There is currently just the 1 ferry route running between South Uist and Scotland operated by 1 ferry company – Caledonian MacBrayne. The Lochboisdale to Mallaig ferry crossing operates weekly with a scheduled sailing duration from about 3 hours 30 minutes.
Whilst we’ve taken great care to ensure the information on this page is correct, as the frequency and duration of crossings on all routes can vary from time to time we’d advise that you get a live quote for current availability on this South Uist Scotland crossing between Lochboisdale and Mallaig.
South Uist is an island in the Outer Hebrides, situated between Barra and Benbecula, off the northwest coast of Scotland.
This island is rich with archaeological interest; it is the only location in Britain where prehistoric mummies have been found and the vast fertile plains are scattered with chambered tombs, Bronze Age cairns and medieval longhouses.
Aside from historic wonders, South Uist boasts some beautiful beaches and the western coast has some of the finest in Britain. It is also home to the oldest golf course in the Western Isles, and the island’s eastern side is characterised by large mountains reaching over 2,000 feet, offering some excellent hiking routes.
South Uist’s port can be found in the main and largest settlement of Lochboisdale on the southeast coast, at the southern terminus of the A865. From there, you can sail over to a couple of ports on the Scottish mainland and to the Isle of Barra, immediately to the south.
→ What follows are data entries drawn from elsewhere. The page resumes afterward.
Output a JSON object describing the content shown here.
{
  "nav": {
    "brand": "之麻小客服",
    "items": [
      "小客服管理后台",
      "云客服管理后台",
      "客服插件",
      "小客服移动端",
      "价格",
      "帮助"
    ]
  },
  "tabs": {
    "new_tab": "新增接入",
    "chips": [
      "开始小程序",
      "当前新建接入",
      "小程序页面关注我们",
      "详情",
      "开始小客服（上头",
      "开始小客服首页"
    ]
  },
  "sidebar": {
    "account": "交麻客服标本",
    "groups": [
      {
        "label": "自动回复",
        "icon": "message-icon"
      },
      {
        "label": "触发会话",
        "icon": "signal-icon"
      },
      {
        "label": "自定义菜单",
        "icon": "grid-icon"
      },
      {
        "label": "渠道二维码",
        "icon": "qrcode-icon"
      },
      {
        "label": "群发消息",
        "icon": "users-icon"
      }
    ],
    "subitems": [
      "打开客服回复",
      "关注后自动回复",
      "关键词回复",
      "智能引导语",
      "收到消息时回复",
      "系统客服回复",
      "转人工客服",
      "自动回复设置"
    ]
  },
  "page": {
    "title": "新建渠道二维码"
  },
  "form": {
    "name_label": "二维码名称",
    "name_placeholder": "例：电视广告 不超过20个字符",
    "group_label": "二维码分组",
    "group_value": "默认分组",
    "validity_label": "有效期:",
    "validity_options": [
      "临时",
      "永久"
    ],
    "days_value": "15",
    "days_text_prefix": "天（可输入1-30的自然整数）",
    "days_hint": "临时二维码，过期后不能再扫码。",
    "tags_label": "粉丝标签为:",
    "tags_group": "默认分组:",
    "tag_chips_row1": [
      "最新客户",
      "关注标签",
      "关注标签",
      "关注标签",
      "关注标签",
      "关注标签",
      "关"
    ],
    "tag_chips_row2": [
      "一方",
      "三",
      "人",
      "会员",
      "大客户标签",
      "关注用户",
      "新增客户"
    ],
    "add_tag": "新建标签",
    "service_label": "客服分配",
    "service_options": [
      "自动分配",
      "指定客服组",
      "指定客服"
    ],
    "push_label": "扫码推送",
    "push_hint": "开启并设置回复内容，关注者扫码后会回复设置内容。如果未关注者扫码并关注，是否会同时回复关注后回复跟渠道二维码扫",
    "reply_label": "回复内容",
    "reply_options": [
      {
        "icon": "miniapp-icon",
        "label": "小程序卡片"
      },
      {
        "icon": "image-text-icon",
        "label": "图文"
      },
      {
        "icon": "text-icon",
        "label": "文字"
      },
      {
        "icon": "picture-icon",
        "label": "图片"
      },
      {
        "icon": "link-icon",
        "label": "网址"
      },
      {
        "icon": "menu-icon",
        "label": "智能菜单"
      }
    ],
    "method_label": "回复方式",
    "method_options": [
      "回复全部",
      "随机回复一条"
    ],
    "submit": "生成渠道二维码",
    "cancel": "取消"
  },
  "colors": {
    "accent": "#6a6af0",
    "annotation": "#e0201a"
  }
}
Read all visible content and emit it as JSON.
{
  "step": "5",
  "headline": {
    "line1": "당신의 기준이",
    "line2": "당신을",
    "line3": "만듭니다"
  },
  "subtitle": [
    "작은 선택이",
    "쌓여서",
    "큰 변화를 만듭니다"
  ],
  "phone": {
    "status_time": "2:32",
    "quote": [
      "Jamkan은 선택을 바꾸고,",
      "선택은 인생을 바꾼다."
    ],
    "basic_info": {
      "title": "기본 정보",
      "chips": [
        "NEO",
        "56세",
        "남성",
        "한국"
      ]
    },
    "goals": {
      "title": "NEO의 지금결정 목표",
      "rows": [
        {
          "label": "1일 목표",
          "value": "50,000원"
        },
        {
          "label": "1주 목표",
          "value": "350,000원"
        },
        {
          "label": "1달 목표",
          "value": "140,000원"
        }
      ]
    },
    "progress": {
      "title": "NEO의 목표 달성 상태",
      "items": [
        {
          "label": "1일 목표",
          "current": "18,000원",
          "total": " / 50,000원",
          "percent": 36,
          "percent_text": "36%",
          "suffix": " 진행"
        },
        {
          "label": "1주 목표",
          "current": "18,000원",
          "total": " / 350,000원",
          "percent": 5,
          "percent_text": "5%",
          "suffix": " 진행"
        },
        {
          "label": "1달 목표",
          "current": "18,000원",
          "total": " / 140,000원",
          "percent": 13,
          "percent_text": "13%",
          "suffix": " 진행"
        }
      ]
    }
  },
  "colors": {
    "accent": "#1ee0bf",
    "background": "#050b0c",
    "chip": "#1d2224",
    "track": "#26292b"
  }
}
Scotland is the Northernmost of the four countries that form the United Kingdom of Great Britain. Surrounded by the North Atlantic Ocean to the West and North, the North Sea to the East and across the border to the South you’ll find England.
Scotland is a lively and friendly country, rich in history and heritage dating back thousands of years. People flock here to visit not only the beautiful mountains and valleys, rolling hills, forests and rocky coastlines but also for the experiences that Scotland has to offer.
Whether you’re looking to play a game of golf at the very place it was invented or to visit one of the many distilleries for some whiskey tasting, Scotland has much to offer any visitor.
In terms of arriving by ferry to Scotland, from Northern Ireland there’s a choice of year round services from and to numerous ports with sailings operated by modern and well-equipped ferries.
There are no longer any direct ferries from continental Europe to Scotland however there are numerous crossings to England and Ireland that get you close enough.